(Data supplied begins)

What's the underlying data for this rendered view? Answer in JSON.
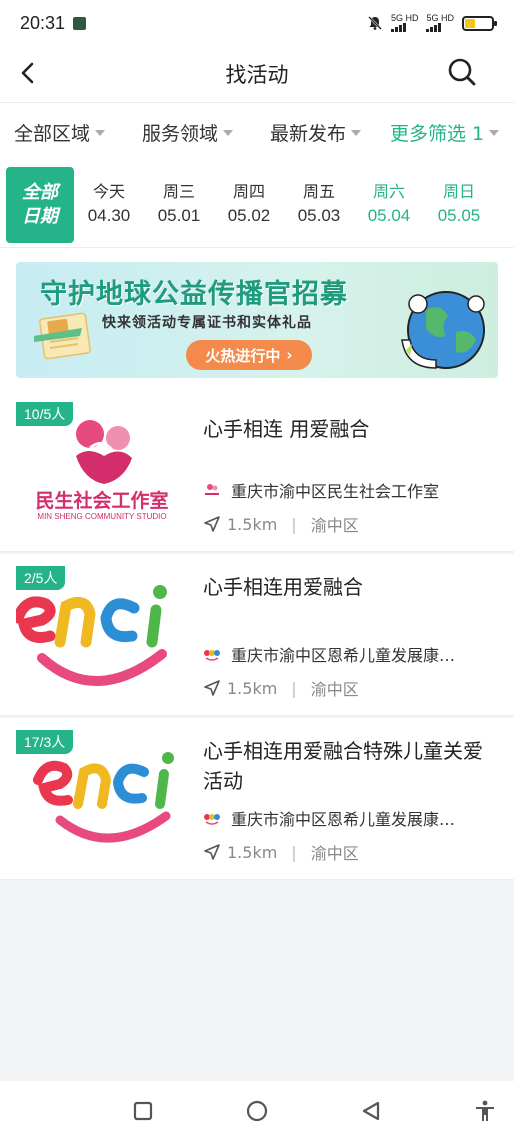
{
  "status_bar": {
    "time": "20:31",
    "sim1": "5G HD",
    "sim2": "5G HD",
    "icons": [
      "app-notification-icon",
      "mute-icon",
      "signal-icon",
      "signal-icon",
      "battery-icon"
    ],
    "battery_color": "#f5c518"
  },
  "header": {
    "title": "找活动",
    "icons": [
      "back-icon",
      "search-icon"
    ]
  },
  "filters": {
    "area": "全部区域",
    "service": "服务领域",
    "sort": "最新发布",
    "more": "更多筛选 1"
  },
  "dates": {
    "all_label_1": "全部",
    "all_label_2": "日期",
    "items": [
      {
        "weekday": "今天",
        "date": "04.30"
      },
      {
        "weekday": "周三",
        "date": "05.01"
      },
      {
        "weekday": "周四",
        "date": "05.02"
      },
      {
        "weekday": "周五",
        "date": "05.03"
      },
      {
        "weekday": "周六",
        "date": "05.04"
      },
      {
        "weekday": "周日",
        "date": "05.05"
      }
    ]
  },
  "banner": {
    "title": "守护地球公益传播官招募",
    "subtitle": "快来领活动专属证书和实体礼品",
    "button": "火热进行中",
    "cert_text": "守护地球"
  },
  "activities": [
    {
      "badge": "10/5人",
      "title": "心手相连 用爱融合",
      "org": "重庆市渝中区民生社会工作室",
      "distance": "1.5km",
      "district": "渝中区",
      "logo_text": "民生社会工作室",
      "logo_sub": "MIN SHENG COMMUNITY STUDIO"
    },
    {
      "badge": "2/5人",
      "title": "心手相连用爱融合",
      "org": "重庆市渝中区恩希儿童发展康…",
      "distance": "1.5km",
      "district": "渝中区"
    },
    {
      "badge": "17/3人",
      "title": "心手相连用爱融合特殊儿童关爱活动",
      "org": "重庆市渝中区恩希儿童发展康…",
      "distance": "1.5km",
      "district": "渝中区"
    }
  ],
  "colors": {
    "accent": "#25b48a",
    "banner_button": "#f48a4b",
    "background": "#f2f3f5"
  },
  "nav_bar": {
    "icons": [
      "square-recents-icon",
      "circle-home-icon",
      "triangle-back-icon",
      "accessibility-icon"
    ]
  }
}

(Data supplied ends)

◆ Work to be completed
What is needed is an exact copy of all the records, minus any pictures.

◆ Answer box
What's the underlying data for this rendered view? Answer in JSON.
{
  "status_bar": {
    "time": "20:31",
    "sim1": "5G HD",
    "sim2": "5G HD",
    "icons": [
      "app-notification-icon",
      "mute-icon",
      "signal-icon",
      "signal-icon",
      "battery-icon"
    ],
    "battery_color": "#f5c518"
  },
  "header": {
    "title": "找活动",
    "icons": [
      "back-icon",
      "search-icon"
    ]
  },
  "filters": {
    "area": "全部区域",
    "service": "服务领域",
    "sort": "最新发布",
    "more": "更多筛选 1"
  },
  "dates": {
    "all_label_1": "全部",
    "all_label_2": "日期",
    "items": [
      {
        "weekday": "今天",
        "date": "04.30"
      },
      {
        "weekday": "周三",
        "date": "05.01"
      },
      {
        "weekday": "周四",
        "date": "05.02"
      },
      {
        "weekday": "周五",
        "date": "05.03"
      },
      {
        "weekday": "周六",
        "date": "05.04"
      },
      {
        "weekday": "周日",
        "date": "05.05"
      }
    ]
  },
  "banner": {
    "title": "守护地球公益传播官招募",
    "subtitle": "快来领活动专属证书和实体礼品",
    "button": "火热进行中",
    "cert_text": "守护地球"
  },
  "activities": [
    {
      "badge": "10/5人",
      "title": "心手相连 用爱融合",
      "org": "重庆市渝中区民生社会工作室",
      "distance": "1.5km",
      "district": "渝中区",
      "logo_text": "民生社会工作室",
      "logo_sub": "MIN SHENG COMMUNITY STUDIO"
    },
    {
      "badge": "2/5人",
      "title": "心手相连用爱融合",
      "org": "重庆市渝中区恩希儿童发展康…",
      "distance": "1.5km",
      "district": "渝中区"
    },
    {
      "badge": "17/3人",
      "title": "心手相连用爱融合特殊儿童关爱活动",
      "org": "重庆市渝中区恩希儿童发展康…",
      "distance": "1.5km",
      "district": "渝中区"
    }
  ],
  "colors": {
    "accent": "#25b48a",
    "banner_button": "#f48a4b",
    "background": "#f2f3f5"
  },
  "nav_bar": {
    "icons": [
      "square-recents-icon",
      "circle-home-icon",
      "triangle-back-icon",
      "accessibility-icon"
    ]
  }
}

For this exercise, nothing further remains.